Woodland Caribou Provincial Park
The dry climate, well-drained plateau topography, and the proximity to the prairie have all contributed to the forest mosaic of the Woodland Caribou Provincial Park.
In its complexion and composition, the woodlands are mainly boreal (northern), with large stands of fire-dependent, lichen-rich jack pine on the dry, sandy soils of the uplands. In the river valleys, around some of the lakes, and on south-facing slopes, white spruce, balsam fir, trembling aspen, and balsam poplar form mixed stands with a rich and diverse layer of shrubs and flowering plants.

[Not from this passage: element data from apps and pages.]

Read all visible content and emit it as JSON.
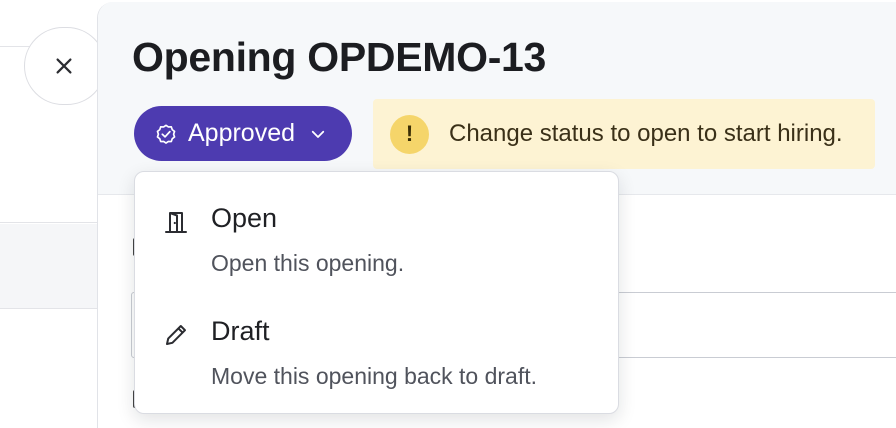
{
  "window": {
    "close_icon": "close-icon"
  },
  "drawer": {
    "title": "Opening OPDEMO-13",
    "status": {
      "label": "Approved",
      "icon": "check-circle-icon",
      "chevron_icon": "chevron-down-icon",
      "color": "#4d3bb0"
    },
    "warning": {
      "icon_glyph": "!",
      "text": "Change status to open to start hiring.",
      "background": "#fdf3d3"
    }
  },
  "status_menu": {
    "items": [
      {
        "icon": "door-icon",
        "title": "Open",
        "description": "Open this opening."
      },
      {
        "icon": "pencil-icon",
        "title": "Draft",
        "description": "Move this opening back to draft."
      }
    ]
  }
}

Fire has been and will continue to be the major architect of the forest’s mosaic. Over half of the park has burned within the last 30 years. Paddle almost any canoe route within the park and you may pass by forests in every stage of fire succession, from the black and soot of recent burns, to the sudden and colourful profusion of herbaceous growth that flourishes after a fire, to the slow return of a mature forest of jack pine or spruce. The ashes of forests past are the soils that sustain the miracle of forest renewal.

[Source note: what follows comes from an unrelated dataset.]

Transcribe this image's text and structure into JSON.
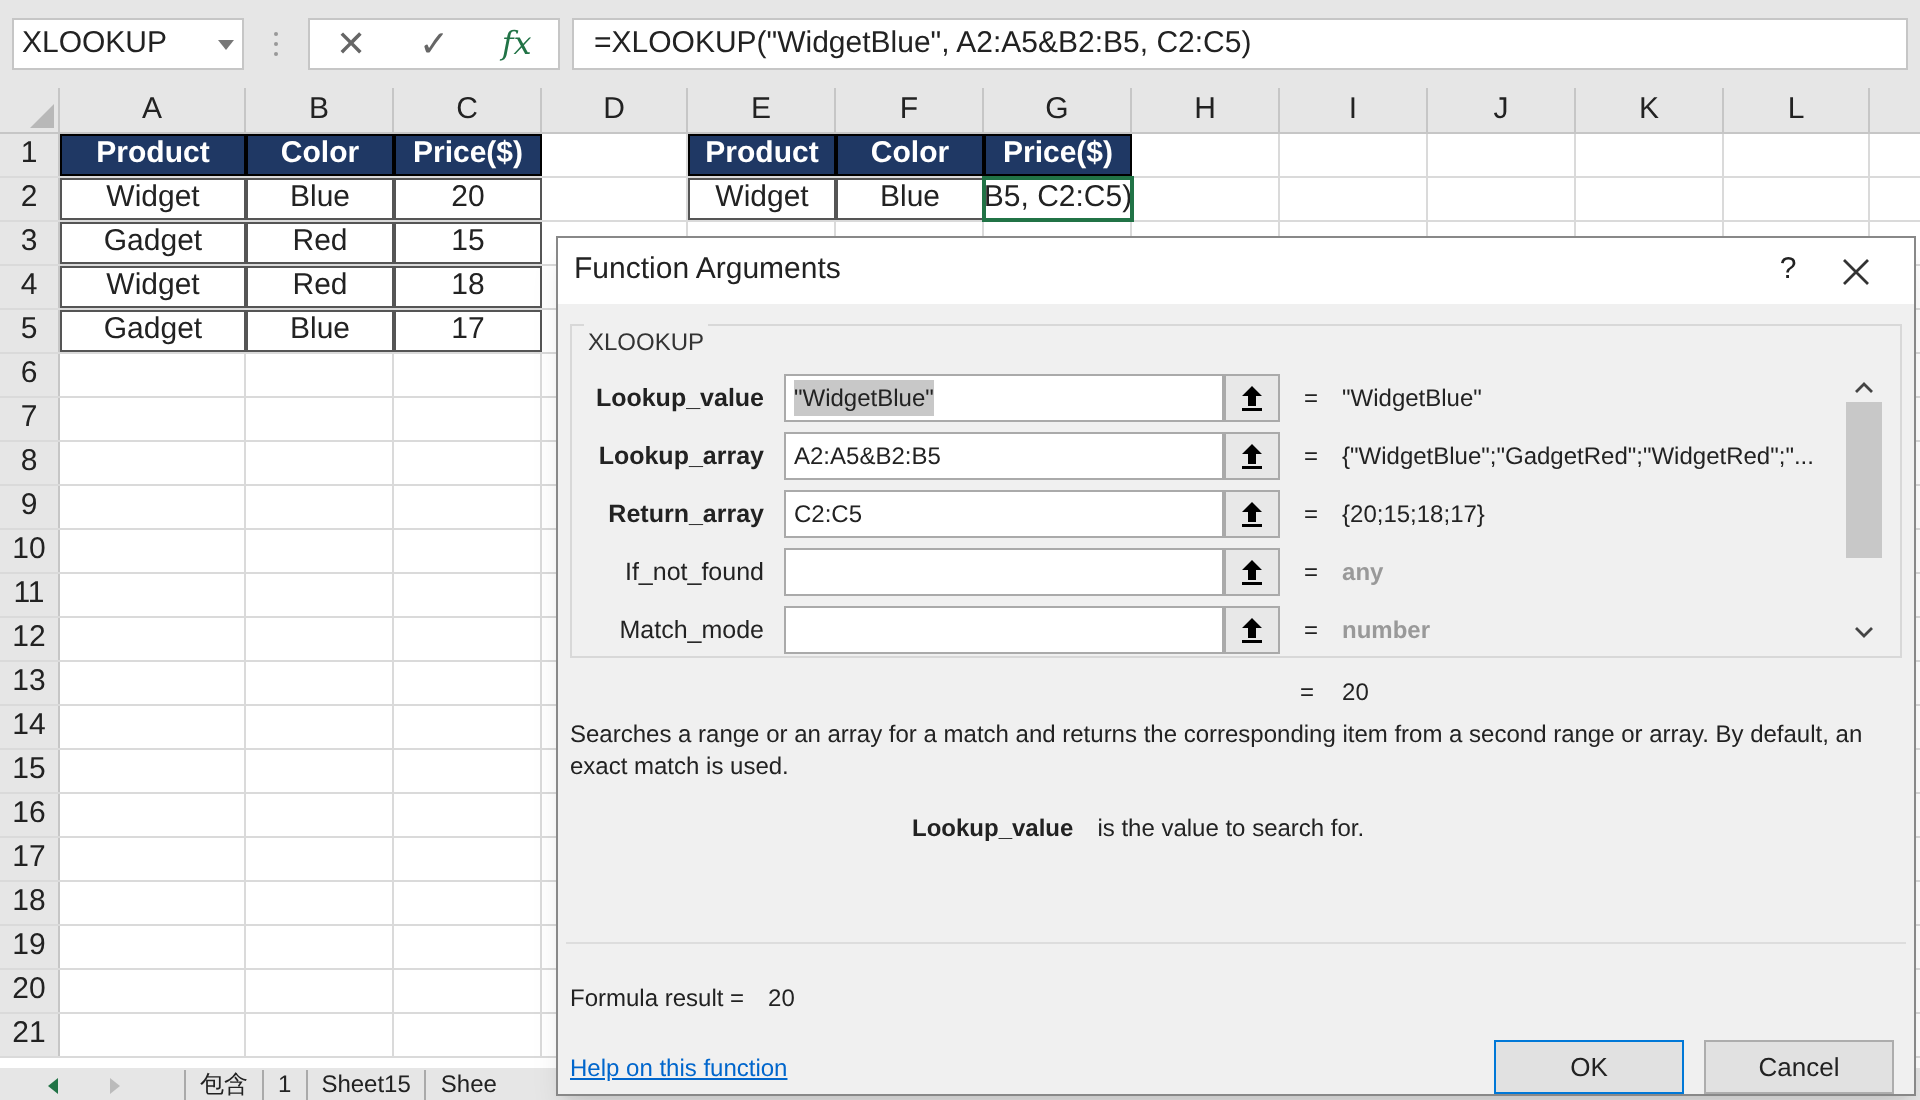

Throughout the park, there are reminders of the influence of the adjacent prairie. Prairie gray-stemmed goldenrod and prairie crocus are only 2 of the almost one hundred plants of the drier prairie habitat found in the park. The term “Prairie Boreal” reflects the similarity that the forests of the park share with the boreal forests of the adjacent prairie provinces, as opposed to the wet Boreal forests found elsewhere in Ontario.
– From the Official Park Map
An estimated 150 woodland caribou trek the lichen-rich granite hills of Woodland Caribou Provincial Park. Unlike their more social northern cousins—the barren ground caribou—the secretive Woodland species seldom form large groups or herds. Their survival strategy seems to be based on a pattern of dispersion, with individuals living and travelling alone or in small groups. Scattered about the hinterlands may give each individual caribou a better chance of eluding predators, especially timberwolves, lynx, or black bears.
The park is situated on a flat plateau of granite rock that’s about 2.5 to 3 billion years old.
The park’s most interesting and notable geological feature is a fault line that crosses the plateau from Wanipigow Creek in the west to Indian House Lake in the east. The fault, called the Wanipigow-Wallace Lakes fault, marks the contact and stress zones between two regions of sub-provinces of the large superior province of the Canadian Shield. North of the line in the Berens River sub-province, the rocks are intrusive granite, moulded smooth into “whale back” forms. South of the fault line in the Uchi sub-province, weathered granites again predominate. However, the composition and texture of the rocks and the rough, broken topography reflect the influence of volcanic intrusions. The straight, deep shorelines of Donald and Royd Lakes and adjacent long, linear creek systems trace the path of shearing and fracturing along the fault line.
Glaciers scoured, scratched, and moulded the ancient bedrock. With glacial retreat about 12,000 years ago, the land was flooded by the waters of Lake Agassiz. Sands and gravel deposited throughout ages of varying water levels filled the lowlands and linear depressions. The course of the Bloodvein and the Gammon Rivers follow deep-water deposits of gigantic post-glacial lakes. Woodland Caribou’s landscapes of elongated lakes, erratic drainage, abrupt changes in elevation, thin soils, bedrock outcrops, and massive boulders bear testimony to the slow resurrection of this island plateau from a tomb of glacial ice and deep, cold freshwater seas.